With the campus moving into summer mode, the idea –if not the reality–of leisure beckons. The reality is that much of campus stays busy behind the scenes and that leisure has been an important topic for the archives all spring.
Once again, Professor Shireen Campbell found a creative way to introduce first-year writing students to the joys and perplexities of archival research. Her WRI 101 class became contributors to the Davidson Encyclopedia through the topic of Leisure and Play. The class explored the theme in many ways looking at “who has been given or had the right to leisure and play as well as how these concepts are defined or constrained by age, class, race, and/or gender.” The course description continues:

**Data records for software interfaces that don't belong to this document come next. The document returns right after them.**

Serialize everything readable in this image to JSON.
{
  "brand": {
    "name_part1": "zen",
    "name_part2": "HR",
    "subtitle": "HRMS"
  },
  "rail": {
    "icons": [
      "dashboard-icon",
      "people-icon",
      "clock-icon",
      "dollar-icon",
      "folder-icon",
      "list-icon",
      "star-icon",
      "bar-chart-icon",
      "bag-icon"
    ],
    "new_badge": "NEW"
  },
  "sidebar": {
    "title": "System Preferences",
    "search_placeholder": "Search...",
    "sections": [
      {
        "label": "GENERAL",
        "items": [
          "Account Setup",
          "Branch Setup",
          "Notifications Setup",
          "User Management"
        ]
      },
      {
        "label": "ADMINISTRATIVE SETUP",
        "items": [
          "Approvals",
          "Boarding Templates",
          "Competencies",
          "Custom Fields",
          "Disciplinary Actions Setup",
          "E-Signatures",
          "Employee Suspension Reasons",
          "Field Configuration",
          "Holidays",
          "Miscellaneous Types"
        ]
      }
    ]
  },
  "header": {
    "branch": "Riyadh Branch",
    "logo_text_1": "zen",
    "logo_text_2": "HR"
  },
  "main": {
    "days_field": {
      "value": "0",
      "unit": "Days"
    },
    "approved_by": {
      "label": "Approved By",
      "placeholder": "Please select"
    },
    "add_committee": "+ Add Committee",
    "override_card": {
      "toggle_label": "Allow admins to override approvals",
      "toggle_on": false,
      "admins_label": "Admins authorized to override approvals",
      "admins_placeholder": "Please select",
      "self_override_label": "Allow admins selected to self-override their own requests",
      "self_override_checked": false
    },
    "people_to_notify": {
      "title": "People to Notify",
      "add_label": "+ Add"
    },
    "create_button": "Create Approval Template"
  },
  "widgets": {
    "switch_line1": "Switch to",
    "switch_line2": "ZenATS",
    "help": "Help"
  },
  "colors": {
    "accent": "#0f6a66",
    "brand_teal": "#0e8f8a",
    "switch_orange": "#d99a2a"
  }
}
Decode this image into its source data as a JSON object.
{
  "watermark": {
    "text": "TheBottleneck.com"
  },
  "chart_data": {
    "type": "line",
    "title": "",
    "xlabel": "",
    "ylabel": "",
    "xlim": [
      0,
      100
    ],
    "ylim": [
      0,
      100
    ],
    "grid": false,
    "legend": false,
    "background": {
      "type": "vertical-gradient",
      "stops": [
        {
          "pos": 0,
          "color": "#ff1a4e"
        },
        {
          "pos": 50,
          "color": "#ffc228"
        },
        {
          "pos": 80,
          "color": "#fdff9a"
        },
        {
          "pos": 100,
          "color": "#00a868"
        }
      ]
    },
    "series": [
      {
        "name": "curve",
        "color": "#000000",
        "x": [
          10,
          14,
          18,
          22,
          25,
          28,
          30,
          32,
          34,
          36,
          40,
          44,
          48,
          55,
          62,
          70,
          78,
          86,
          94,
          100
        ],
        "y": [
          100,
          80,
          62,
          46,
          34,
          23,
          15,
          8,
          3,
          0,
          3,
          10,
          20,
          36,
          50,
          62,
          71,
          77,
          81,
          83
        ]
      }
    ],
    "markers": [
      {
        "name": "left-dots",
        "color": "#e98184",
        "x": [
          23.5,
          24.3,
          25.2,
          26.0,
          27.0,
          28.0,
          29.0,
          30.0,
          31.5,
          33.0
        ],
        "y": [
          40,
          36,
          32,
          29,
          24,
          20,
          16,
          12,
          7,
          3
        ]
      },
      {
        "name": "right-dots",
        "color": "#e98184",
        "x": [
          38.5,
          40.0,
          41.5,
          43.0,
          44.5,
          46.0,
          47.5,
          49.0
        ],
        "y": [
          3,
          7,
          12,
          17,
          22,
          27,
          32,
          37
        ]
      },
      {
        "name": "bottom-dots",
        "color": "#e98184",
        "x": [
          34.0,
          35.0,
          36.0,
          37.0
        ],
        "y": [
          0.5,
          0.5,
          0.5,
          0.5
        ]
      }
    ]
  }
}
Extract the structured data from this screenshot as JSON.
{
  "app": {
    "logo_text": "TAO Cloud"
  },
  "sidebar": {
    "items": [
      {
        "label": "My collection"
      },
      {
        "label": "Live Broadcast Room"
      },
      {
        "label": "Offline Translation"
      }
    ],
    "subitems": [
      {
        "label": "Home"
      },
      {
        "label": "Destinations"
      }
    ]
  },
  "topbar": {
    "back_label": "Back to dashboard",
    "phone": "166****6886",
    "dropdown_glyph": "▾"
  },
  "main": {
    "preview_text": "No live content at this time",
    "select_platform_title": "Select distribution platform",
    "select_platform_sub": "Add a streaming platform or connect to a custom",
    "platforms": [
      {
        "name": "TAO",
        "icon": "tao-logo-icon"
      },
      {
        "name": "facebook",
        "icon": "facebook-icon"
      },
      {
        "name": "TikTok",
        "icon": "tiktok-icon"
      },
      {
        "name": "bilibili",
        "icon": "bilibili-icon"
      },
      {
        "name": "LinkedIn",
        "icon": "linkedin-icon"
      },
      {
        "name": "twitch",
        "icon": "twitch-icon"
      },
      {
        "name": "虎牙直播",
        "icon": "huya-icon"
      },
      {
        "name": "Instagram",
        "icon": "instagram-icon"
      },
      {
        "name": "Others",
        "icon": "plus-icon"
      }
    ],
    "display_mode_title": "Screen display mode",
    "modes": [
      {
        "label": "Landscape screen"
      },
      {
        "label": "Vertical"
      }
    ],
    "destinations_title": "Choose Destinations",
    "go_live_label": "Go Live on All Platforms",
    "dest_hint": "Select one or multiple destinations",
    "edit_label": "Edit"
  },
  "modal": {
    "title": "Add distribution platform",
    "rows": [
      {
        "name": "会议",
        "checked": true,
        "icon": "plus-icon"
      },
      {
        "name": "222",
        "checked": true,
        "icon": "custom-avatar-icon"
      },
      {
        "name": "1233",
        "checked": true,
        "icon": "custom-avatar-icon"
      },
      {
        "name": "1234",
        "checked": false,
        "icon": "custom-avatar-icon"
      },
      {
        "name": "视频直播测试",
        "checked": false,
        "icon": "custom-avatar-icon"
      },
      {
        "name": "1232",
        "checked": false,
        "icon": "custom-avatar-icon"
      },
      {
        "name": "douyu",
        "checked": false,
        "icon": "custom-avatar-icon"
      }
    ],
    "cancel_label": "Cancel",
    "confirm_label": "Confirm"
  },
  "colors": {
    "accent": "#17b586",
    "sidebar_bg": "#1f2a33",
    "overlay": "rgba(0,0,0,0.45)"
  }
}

Readings will range from Plato and Aristotle to Thorstein Veblen and scenes from Parks and Recreation. Major projects will consider commercial representations of leisure, visions for and structures of local parks, analysis of student leisure at the college in the early 20th century, and non-profit attempts to “organize” leisure.
For the analysis of student leisure at Davidson, we picked a small range of topics and let the students delve into exploring and defining specific activities. They focused on the years between the 1860s and 1940s. Starting with sports, social events, religious life and clubs as the general topics, the final encyclopedia entries ended up being Arts and Communication Clubs, Dating at Davidson, Intramural Baseball, and the YMCA.
Within these entries, the class discovered the first student singers and the role that ROTC (decidedly not a leisure activity) played in developing more extracurricular activities such as concert and pep bands.
In an “only at Davidson” twist, one member of this group came across a continuous novel titled Caldwell Pharr Johnston, only then to discover that the title used the name of a real Davidson student, class of 1925 who was a grandfather of another member of the group.
The student working on early visual arts needed to get creative since artists were slow to organize -but quick to contribute sketches to yearbooks and newspapers. On the other hand, the religion group found so much material in the archives YMCA records that they focused on all the roles that group played on campus from orientation to scout troops to religious life and even finding ways to get young women on campus.
The sports group discovered that intramurals go way back– even before flickerball– and that they helped inspire a riot. To find out more check out the latest entries and share in our thanks to a great professor and our newly minted researchers.